Prado, G. R. (2004). Neuronal Plasma Membrane Disruption in Traumatic Brain Injury. (Doctoral Dissertation). Georgia Tech. Retrieved from http://hdl.handle.net/1853/7260

Chicago Manual of Style (16th Edition):

Prado, Gustavo R. “Neuronal Plasma Membrane Disruption in Traumatic Brain Injury.” 2004. Doctoral Dissertation, Georgia Tech. Accessed October 23, 2020. http://hdl.handle.net/1853/7260.

MLA Handbook (7th Edition):

Prado, Gustavo R. “Neuronal Plasma Membrane Disruption in Traumatic Brain Injury.” 2004. Web. 23 Oct 2020.

Vancouver:

Prado GR. Neuronal Plasma Membrane Disruption in Traumatic Brain Injury. [Internet] [Doctoral dissertation]. Georgia Tech; 2004. [cited 2020 Oct 23]. Available from: http://hdl.handle.net/1853/7260.

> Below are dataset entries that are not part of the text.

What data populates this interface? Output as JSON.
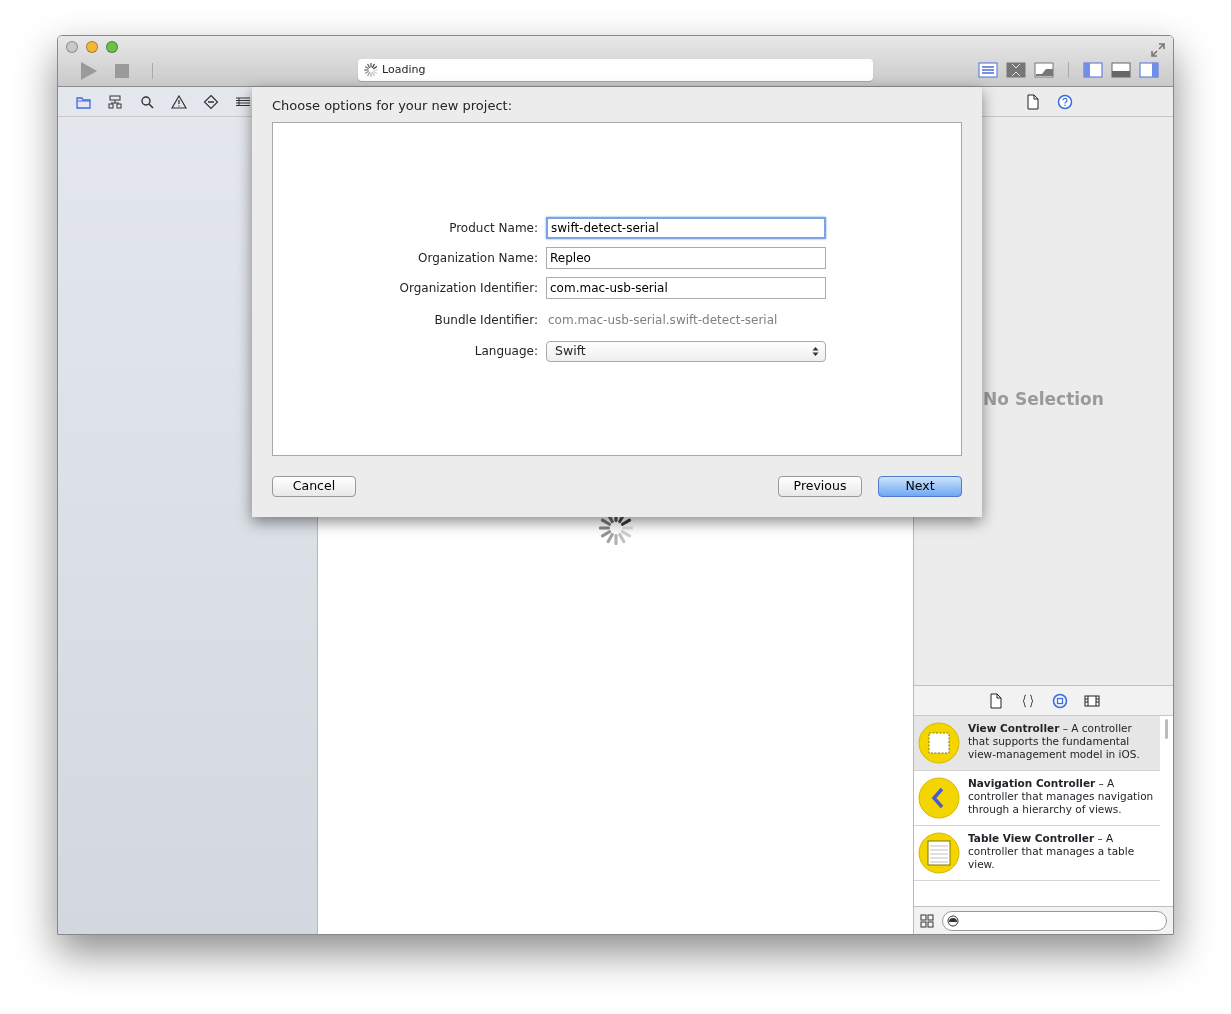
{
  "window_controls": [
    {
      "color": "#c8c8c8"
    },
    {
      "color": "#f2b838"
    },
    {
      "color": "#6cc04a"
    }
  ],
  "toolbar": {
    "run_enabled": false,
    "status": "Loading",
    "editor_modes": [
      {
        "selected": true
      },
      {
        "selected": false
      },
      {
        "selected": false
      }
    ],
    "panels": [
      {
        "selected": true
      },
      {
        "selected": false
      },
      {
        "selected": true
      }
    ]
  },
  "navigator": {
    "tabs": [
      {
        "selected": true
      },
      {
        "selected": false
      },
      {
        "selected": false
      },
      {
        "selected": false
      },
      {
        "selected": false
      },
      {
        "selected": false
      }
    ]
  },
  "inspector": {
    "tabs": [
      {
        "selected": false
      },
      {
        "selected": true
      }
    ],
    "empty_text": "No Selection"
  },
  "library": {
    "tabs": [
      {
        "selected": false
      },
      {
        "selected": false
      },
      {
        "selected": true
      },
      {
        "selected": false
      }
    ],
    "items": [
      {
        "kind": "view",
        "text": "**View Controller** – A controller that supports the fundamental view-management model in iOS.",
        "selected": true
      },
      {
        "kind": "navigation",
        "text": "**Navigation Controller** – A controller that manages navigation through a hierarchy of views.",
        "selected": false
      },
      {
        "kind": "table",
        "text": "**Table View Controller** – A controller that manages a table view.",
        "selected": false
      }
    ]
  },
  "dialog": {
    "title": "Choose options for your new project:",
    "fields": [
      {
        "kind": "text",
        "label": "Product Name:",
        "value": "swift-detect-serial",
        "focused": true
      },
      {
        "kind": "text",
        "label": "Organization Name:",
        "value": "Repleo",
        "focused": false
      },
      {
        "kind": "text",
        "label": "Organization Identifier:",
        "value": "com.mac-usb-serial",
        "focused": false
      },
      {
        "kind": "static",
        "label": "Bundle Identifier:",
        "value": "com.mac-usb-serial.swift-detect-serial"
      },
      {
        "kind": "popup",
        "label": "Language:",
        "value": "Swift"
      }
    ],
    "buttons": [
      {
        "label": "Cancel",
        "default": false
      },
      {
        "label": "Previous",
        "default": false
      },
      {
        "label": "Next",
        "default": true
      }
    ]
  }
}
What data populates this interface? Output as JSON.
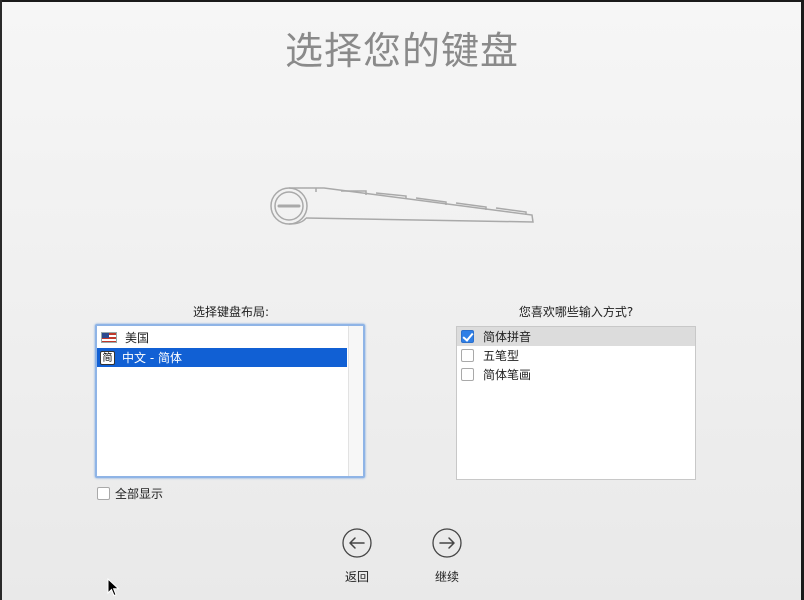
{
  "header": {
    "title": "选择您的键盘"
  },
  "layout_panel": {
    "label": "选择键盘布局:",
    "items": [
      {
        "label": "美国",
        "icon": "us-flag-icon",
        "selected": false
      },
      {
        "label": "中文 - 简体",
        "icon_text": "简",
        "selected": true
      }
    ],
    "show_all_label": "全部显示",
    "show_all_checked": false
  },
  "input_panel": {
    "label": "您喜欢哪些输入方式?",
    "items": [
      {
        "label": "简体拼音",
        "checked": true
      },
      {
        "label": "五笔型",
        "checked": false
      },
      {
        "label": "简体笔画",
        "checked": false
      }
    ]
  },
  "nav": {
    "back_label": "返回",
    "next_label": "继续"
  },
  "colors": {
    "selection": "#1160d4",
    "title": "#8a8a8a",
    "checkbox_checked": "#2f7fe6"
  }
}
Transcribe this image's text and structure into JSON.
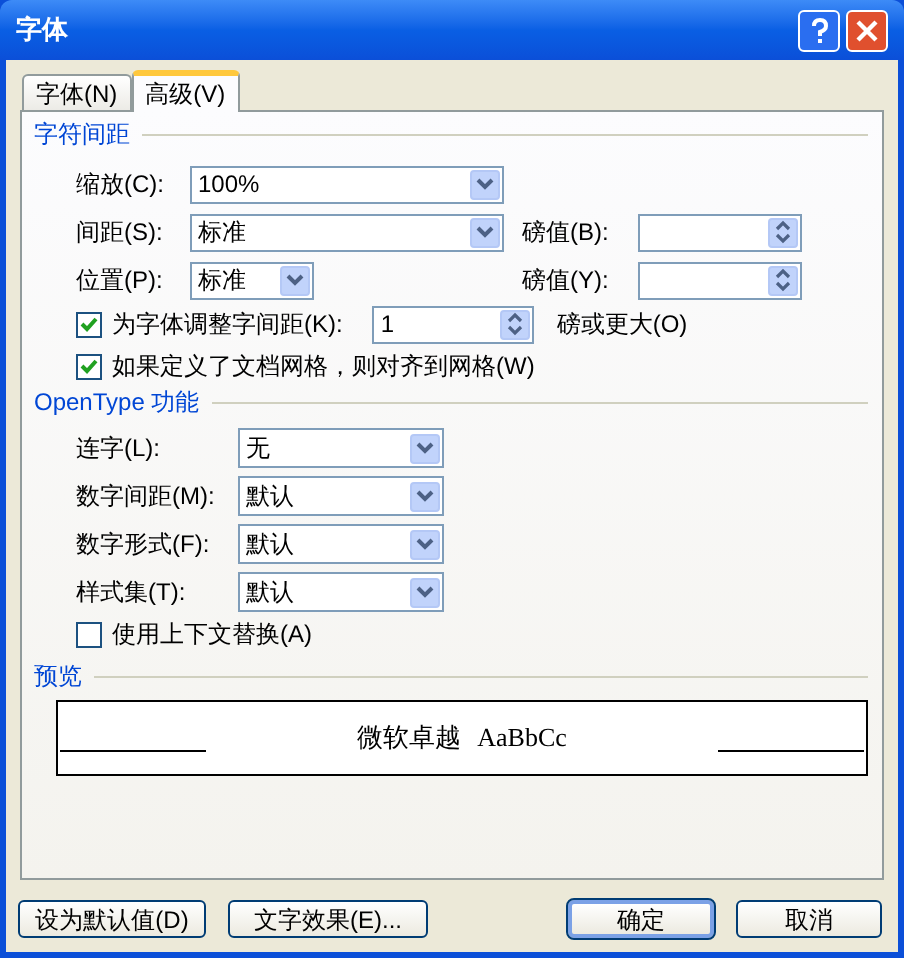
{
  "window": {
    "title": "字体"
  },
  "tabs": [
    {
      "label": "字体(N)",
      "selected": false
    },
    {
      "label": "高级(V)",
      "selected": true
    }
  ],
  "character_spacing": {
    "heading": "字符间距",
    "scale": {
      "label": "缩放(C):",
      "value": "100%"
    },
    "spacing": {
      "label": "间距(S):",
      "value": "标准",
      "points_label": "磅值(B):"
    },
    "position": {
      "label": "位置(P):",
      "value": "标准",
      "points_label": "磅值(Y):"
    },
    "kerning": {
      "label": "为字体调整字间距(K):",
      "checked": true,
      "value": "1",
      "suffix": "磅或更大(O)"
    },
    "snap_to_grid": {
      "label": "如果定义了文档网格，则对齐到网格(W)",
      "checked": true
    }
  },
  "opentype": {
    "heading": "OpenType 功能",
    "fields": [
      {
        "label": "连字(L):",
        "value": "无"
      },
      {
        "label": "数字间距(M):",
        "value": "默认"
      },
      {
        "label": "数字形式(F):",
        "value": "默认"
      },
      {
        "label": "样式集(T):",
        "value": "默认"
      }
    ],
    "contextual_alternates": {
      "label": "使用上下文替换(A)",
      "checked": false
    }
  },
  "preview": {
    "heading": "预览",
    "sample": "微软卓越",
    "sample_latin": "AaBbCc"
  },
  "buttons": [
    {
      "label": "设为默认值(D)",
      "default": false
    },
    {
      "label": "文字效果(E)...",
      "default": false
    },
    {
      "label": "确定",
      "default": true
    },
    {
      "label": "取消",
      "default": false
    }
  ]
}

Council of Science Editors:

Prado GR. Neuronal Plasma Membrane Disruption in Traumatic Brain Injury. [Doctoral Dissertation]. Georgia Tech; 2004. Available from: http://hdl.handle.net/1853/7260

.